● **Assigned task**
Copy out each line of the data below in which the string "label" appears.

● **Stored items**
<<<<
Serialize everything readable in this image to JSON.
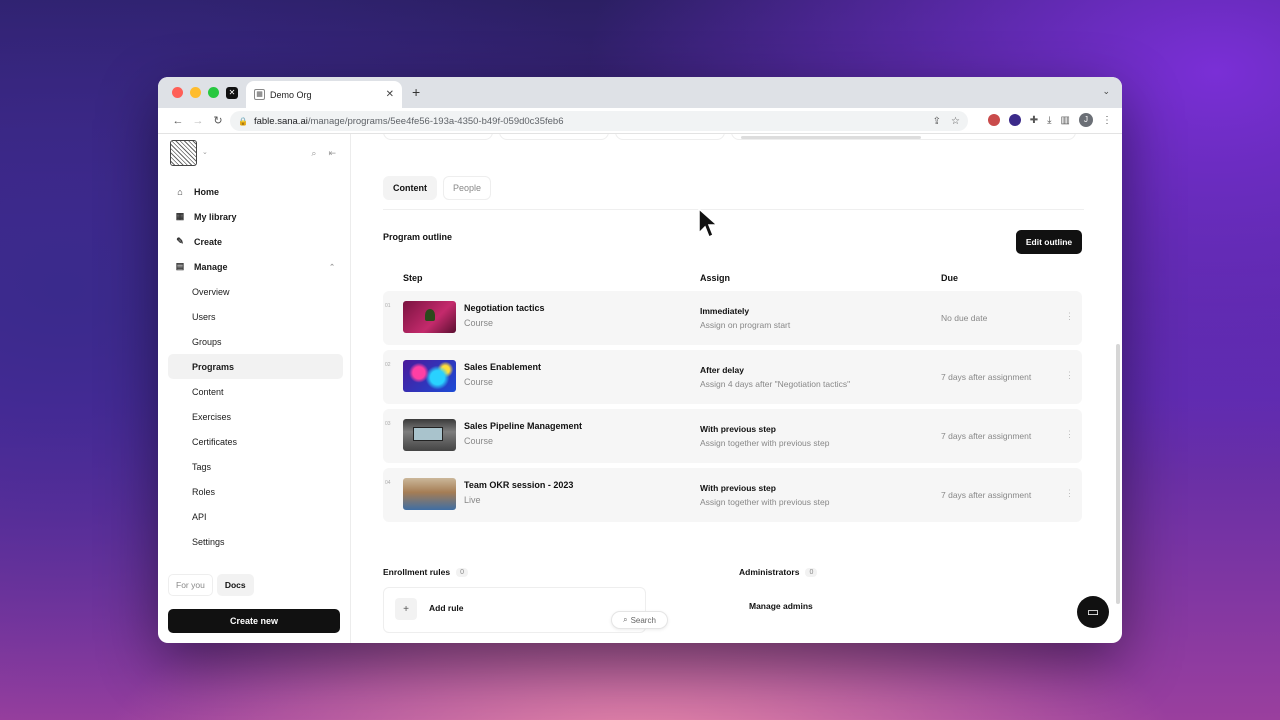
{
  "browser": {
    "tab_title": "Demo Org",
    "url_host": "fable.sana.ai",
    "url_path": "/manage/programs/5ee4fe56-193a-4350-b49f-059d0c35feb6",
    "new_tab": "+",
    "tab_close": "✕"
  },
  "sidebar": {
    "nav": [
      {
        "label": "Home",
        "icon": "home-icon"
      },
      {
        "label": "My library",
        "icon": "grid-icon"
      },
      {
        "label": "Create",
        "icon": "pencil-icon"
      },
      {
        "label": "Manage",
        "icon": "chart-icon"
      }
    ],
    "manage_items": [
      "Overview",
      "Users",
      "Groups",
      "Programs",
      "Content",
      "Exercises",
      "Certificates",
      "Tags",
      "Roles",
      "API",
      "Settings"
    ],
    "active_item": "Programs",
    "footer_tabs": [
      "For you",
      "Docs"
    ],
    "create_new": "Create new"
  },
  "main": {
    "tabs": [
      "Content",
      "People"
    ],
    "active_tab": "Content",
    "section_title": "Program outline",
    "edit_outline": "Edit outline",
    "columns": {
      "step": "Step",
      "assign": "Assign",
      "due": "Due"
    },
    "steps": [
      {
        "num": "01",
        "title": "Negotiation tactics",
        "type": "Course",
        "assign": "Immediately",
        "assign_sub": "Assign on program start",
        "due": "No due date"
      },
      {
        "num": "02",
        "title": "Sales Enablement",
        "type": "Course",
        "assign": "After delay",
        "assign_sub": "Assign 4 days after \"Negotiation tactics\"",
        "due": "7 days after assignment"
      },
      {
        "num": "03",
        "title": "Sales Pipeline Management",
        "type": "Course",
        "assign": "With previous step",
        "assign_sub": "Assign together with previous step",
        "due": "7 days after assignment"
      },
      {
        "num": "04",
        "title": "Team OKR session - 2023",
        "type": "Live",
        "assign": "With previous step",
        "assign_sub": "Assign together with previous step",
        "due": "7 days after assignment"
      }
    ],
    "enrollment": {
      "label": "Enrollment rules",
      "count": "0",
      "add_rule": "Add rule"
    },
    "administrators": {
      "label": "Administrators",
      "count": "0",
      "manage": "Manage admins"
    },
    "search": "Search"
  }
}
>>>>
● **Expected answer**
        "label": "Home",
        "label": "My library",
        "label": "Create",
        "label": "Manage",
      "label": "Enrollment rules",
      "label": "Administrators",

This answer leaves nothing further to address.